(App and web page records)
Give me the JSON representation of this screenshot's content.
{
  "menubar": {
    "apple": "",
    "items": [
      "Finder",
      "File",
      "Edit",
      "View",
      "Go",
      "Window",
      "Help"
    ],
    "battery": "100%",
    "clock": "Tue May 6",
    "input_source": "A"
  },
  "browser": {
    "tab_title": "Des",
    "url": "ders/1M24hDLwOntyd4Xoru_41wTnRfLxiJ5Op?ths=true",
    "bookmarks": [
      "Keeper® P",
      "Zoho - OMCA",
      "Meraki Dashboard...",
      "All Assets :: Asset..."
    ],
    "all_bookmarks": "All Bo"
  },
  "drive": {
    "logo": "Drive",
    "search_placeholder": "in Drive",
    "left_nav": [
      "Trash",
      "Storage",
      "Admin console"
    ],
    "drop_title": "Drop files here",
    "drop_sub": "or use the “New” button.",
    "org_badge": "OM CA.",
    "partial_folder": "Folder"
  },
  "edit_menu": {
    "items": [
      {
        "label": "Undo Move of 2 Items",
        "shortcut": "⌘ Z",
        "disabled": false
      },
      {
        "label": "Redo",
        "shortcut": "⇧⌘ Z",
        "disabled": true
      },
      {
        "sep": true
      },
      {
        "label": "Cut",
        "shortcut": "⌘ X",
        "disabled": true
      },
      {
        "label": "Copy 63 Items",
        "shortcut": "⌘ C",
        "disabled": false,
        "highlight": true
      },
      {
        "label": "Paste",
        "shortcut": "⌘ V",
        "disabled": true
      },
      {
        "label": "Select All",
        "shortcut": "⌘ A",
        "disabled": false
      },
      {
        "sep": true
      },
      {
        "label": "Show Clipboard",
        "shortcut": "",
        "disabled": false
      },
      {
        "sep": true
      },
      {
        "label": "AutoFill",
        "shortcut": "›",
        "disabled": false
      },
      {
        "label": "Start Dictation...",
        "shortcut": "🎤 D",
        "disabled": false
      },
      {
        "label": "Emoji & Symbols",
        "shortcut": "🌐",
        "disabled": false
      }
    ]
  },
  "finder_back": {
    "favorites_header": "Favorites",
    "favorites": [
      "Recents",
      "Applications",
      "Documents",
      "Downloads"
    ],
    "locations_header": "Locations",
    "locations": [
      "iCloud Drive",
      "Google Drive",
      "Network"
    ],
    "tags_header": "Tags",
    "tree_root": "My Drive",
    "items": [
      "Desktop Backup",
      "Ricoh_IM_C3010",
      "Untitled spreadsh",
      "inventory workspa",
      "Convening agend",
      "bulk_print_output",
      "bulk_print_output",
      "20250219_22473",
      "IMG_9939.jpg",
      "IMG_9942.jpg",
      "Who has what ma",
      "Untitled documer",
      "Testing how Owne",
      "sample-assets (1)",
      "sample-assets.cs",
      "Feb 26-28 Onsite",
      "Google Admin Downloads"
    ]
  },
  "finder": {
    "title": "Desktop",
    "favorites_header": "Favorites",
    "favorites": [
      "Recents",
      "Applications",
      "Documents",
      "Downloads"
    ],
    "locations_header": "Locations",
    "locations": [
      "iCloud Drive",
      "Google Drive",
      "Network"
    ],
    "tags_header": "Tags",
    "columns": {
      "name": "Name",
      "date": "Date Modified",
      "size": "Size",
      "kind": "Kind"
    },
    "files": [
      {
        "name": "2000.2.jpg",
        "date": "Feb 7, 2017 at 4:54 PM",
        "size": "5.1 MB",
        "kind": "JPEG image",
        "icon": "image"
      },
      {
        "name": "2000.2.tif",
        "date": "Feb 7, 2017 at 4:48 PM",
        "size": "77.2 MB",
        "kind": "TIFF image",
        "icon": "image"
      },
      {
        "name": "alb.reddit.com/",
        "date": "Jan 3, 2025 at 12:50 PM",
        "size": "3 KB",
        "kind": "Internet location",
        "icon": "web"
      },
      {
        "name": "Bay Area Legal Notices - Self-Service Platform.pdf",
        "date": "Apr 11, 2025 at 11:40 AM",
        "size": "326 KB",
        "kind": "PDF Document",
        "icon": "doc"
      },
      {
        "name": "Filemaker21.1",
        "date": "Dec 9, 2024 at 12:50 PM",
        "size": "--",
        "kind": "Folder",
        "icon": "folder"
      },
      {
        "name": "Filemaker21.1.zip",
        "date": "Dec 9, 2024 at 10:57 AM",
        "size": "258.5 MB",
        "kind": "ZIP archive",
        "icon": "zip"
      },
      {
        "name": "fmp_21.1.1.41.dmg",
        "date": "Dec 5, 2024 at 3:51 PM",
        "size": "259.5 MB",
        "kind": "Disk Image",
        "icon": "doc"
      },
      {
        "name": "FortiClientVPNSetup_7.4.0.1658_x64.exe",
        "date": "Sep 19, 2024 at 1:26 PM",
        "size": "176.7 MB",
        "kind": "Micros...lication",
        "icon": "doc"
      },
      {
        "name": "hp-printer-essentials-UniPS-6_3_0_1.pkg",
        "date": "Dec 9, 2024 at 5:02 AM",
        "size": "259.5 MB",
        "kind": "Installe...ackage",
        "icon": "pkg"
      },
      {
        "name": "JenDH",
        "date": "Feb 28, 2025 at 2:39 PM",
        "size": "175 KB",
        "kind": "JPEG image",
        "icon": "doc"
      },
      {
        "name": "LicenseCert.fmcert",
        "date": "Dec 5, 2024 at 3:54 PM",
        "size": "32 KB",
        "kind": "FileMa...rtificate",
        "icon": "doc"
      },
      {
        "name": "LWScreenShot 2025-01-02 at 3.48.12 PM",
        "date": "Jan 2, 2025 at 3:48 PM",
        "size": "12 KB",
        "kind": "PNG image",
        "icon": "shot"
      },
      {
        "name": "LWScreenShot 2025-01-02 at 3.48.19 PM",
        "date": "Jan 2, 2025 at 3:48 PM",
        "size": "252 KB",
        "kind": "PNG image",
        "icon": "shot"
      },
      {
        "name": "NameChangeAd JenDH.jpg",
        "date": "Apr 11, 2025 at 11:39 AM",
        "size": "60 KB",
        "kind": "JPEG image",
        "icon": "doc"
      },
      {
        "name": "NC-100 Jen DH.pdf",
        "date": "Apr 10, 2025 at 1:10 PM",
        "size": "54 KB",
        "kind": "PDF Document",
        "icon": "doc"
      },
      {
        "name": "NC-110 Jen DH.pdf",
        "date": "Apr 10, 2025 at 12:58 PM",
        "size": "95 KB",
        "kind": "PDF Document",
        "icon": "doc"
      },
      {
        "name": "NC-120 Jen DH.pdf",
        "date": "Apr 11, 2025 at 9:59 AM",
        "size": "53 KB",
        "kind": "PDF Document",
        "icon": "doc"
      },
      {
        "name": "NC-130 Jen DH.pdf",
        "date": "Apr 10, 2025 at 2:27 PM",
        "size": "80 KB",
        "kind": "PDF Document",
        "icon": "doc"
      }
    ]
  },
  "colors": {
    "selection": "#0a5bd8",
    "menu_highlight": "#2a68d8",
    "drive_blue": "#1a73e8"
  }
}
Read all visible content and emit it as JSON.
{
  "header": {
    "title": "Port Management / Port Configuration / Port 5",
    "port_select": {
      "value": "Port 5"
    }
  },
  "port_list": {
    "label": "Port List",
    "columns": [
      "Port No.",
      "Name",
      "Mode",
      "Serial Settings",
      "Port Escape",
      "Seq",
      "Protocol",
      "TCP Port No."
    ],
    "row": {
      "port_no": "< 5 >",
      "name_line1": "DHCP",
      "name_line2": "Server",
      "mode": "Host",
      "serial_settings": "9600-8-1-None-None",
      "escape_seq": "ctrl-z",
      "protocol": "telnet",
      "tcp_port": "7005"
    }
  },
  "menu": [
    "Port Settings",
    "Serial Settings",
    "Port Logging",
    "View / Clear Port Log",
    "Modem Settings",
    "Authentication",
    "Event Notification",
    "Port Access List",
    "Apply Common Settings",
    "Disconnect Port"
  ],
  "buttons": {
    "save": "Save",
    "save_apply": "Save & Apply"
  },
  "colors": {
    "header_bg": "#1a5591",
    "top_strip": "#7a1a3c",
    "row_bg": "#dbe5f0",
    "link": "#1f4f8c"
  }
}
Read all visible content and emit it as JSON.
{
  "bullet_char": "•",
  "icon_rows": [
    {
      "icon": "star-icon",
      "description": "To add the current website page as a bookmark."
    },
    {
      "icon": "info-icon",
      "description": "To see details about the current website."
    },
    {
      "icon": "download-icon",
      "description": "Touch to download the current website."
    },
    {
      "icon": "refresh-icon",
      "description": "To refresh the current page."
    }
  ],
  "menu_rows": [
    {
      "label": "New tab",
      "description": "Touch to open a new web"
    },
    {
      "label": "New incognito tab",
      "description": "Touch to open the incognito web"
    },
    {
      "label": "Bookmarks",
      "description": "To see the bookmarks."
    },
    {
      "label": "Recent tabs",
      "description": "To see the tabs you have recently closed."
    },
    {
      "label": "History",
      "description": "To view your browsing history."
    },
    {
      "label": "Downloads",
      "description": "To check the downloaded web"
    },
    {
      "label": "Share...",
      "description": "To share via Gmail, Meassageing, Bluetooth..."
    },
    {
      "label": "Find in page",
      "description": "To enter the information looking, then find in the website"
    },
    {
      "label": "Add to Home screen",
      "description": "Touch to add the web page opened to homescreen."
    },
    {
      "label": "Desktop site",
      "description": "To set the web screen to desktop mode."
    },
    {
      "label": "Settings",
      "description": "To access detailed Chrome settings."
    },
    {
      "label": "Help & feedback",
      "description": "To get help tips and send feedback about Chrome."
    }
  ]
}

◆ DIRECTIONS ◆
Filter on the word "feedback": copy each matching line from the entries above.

◆ EXERCISE RESULT ◆
      "label": "Help & feedback",
      "description": "To get help tips and send feedback about Chrome."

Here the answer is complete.